Search the records for "ffffff". Report every line where it occurs.
-- -- --
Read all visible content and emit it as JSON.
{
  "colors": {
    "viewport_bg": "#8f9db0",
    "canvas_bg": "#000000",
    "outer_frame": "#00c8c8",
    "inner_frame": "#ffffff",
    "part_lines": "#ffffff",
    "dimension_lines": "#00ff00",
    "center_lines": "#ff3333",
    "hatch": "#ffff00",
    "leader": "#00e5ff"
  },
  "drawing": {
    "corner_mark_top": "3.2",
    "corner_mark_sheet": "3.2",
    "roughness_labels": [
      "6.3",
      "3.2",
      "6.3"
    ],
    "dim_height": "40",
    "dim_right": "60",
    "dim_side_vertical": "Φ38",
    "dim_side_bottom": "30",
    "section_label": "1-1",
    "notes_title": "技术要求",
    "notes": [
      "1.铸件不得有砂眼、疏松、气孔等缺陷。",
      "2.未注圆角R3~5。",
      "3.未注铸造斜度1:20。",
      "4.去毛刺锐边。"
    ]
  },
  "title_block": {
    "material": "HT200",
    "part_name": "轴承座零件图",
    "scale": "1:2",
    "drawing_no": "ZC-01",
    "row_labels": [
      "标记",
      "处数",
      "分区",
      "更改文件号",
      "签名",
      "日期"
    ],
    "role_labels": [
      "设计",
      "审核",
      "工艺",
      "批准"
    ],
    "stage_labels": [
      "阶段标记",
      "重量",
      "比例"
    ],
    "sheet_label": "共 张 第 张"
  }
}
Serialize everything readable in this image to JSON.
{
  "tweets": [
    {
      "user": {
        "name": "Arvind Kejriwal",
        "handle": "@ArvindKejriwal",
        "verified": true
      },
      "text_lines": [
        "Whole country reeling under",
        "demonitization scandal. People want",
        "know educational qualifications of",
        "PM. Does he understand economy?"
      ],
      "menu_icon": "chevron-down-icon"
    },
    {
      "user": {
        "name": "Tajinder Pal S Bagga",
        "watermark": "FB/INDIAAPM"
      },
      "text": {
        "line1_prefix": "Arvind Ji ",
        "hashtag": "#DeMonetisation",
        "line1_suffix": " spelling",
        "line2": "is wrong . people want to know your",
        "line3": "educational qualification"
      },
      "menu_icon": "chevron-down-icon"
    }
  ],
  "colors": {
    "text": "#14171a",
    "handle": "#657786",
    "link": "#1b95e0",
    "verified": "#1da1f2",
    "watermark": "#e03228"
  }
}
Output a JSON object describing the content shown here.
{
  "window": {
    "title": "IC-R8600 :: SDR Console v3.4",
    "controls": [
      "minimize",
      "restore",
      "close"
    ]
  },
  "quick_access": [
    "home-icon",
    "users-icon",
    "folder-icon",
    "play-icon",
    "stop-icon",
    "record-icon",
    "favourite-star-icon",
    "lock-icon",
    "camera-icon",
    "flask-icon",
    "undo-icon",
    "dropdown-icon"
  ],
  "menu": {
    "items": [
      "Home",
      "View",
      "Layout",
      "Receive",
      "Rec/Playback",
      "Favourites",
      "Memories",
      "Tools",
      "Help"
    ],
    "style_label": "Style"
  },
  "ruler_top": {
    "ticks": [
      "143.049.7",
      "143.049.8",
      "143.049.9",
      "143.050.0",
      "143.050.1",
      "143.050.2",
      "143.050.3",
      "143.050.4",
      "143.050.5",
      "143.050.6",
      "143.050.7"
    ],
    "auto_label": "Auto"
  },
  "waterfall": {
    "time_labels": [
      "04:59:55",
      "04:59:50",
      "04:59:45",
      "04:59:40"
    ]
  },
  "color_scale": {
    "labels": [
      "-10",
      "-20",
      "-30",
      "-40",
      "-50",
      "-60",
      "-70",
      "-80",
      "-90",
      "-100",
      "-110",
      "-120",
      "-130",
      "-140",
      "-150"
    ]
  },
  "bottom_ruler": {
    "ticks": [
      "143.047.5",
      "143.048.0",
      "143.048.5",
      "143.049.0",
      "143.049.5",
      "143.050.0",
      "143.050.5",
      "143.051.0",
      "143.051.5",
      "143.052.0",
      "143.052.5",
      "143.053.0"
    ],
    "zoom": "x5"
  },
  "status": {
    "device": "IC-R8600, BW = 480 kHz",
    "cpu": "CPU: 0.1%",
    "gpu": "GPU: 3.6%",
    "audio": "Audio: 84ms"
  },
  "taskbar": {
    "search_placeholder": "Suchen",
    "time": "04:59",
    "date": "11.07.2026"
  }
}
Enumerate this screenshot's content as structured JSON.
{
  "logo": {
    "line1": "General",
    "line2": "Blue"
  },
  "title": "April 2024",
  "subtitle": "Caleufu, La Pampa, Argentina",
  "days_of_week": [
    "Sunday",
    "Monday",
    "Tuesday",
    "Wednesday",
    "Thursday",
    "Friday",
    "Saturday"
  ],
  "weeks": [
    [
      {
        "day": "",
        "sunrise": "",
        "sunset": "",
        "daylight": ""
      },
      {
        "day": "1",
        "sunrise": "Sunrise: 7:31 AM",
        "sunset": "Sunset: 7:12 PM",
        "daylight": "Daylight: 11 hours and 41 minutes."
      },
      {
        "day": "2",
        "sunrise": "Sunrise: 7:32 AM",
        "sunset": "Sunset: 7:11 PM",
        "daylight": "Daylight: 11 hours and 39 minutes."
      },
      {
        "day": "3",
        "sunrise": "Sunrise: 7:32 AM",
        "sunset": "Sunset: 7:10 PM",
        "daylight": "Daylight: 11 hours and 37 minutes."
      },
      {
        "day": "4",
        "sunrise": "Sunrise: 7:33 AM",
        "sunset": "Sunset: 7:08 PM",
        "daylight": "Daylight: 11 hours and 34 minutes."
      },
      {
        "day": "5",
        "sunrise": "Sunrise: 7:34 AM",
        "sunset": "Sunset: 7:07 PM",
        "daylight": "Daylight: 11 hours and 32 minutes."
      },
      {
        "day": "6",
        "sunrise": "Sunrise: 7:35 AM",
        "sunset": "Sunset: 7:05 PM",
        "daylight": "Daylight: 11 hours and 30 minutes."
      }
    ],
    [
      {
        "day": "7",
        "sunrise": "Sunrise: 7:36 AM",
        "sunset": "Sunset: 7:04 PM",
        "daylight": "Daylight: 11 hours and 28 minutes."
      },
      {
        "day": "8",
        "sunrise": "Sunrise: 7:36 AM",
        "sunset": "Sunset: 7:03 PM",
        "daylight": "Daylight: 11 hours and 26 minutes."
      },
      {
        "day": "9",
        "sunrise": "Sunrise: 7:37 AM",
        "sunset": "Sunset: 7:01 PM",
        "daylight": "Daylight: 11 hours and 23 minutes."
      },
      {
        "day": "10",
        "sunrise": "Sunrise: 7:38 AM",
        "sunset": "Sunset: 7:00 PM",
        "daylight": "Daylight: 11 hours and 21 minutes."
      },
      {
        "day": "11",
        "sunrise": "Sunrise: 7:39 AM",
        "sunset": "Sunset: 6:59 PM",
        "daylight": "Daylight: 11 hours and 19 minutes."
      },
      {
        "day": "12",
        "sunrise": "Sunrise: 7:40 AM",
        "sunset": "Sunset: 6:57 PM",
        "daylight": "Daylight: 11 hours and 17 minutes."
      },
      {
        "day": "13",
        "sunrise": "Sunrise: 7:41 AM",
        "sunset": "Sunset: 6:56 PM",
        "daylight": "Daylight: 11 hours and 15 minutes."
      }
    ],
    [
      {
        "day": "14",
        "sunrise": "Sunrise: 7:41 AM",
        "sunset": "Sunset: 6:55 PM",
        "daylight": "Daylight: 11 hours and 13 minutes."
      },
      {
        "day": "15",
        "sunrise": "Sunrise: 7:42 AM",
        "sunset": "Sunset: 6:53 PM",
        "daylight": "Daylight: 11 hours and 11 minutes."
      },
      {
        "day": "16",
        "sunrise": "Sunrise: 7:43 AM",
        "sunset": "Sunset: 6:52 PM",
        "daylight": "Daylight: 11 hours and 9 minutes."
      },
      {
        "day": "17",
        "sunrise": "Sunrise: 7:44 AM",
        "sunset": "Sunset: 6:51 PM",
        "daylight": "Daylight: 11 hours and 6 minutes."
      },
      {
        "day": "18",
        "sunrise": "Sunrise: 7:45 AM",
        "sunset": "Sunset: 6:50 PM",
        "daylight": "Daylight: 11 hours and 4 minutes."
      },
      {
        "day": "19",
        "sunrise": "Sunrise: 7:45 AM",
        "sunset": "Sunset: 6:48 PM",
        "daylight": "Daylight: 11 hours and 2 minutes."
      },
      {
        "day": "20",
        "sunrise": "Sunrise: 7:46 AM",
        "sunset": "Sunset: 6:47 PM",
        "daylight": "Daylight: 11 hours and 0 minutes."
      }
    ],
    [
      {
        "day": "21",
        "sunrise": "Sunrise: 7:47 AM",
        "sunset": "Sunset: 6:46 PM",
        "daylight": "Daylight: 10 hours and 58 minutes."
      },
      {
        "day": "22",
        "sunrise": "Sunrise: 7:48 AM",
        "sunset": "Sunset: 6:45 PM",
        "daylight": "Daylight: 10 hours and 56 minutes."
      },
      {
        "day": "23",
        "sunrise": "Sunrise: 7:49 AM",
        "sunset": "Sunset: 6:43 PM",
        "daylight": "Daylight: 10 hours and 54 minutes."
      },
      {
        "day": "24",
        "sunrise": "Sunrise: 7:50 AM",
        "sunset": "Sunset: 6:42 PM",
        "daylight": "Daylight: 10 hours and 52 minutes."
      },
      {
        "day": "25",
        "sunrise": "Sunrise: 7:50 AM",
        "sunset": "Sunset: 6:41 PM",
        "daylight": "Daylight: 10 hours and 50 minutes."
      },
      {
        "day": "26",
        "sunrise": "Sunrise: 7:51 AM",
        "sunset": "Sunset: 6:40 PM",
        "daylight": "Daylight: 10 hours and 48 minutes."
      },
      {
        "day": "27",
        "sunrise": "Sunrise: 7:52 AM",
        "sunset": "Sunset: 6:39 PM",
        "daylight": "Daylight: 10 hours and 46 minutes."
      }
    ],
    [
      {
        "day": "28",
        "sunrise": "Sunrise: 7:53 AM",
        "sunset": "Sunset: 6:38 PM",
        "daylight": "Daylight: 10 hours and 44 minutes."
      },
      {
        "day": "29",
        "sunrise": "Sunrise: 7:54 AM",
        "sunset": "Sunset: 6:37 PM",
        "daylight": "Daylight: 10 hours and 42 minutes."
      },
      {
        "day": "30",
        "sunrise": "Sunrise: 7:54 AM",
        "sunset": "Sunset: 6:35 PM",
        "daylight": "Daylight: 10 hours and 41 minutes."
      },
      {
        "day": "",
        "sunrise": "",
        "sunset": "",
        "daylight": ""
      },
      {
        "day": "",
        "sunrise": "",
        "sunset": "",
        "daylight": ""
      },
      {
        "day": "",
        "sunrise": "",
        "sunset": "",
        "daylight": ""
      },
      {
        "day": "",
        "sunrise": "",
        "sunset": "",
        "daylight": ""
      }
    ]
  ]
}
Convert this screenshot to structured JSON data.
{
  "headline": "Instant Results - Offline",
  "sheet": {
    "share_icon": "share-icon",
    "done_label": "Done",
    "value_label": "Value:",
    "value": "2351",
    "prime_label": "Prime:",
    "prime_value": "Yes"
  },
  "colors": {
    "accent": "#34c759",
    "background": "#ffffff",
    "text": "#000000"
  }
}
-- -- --
_Output of the task_
    "inner_frame": "#ffffff",
    "part_lines": "#ffffff",
    "background": "#ffffff",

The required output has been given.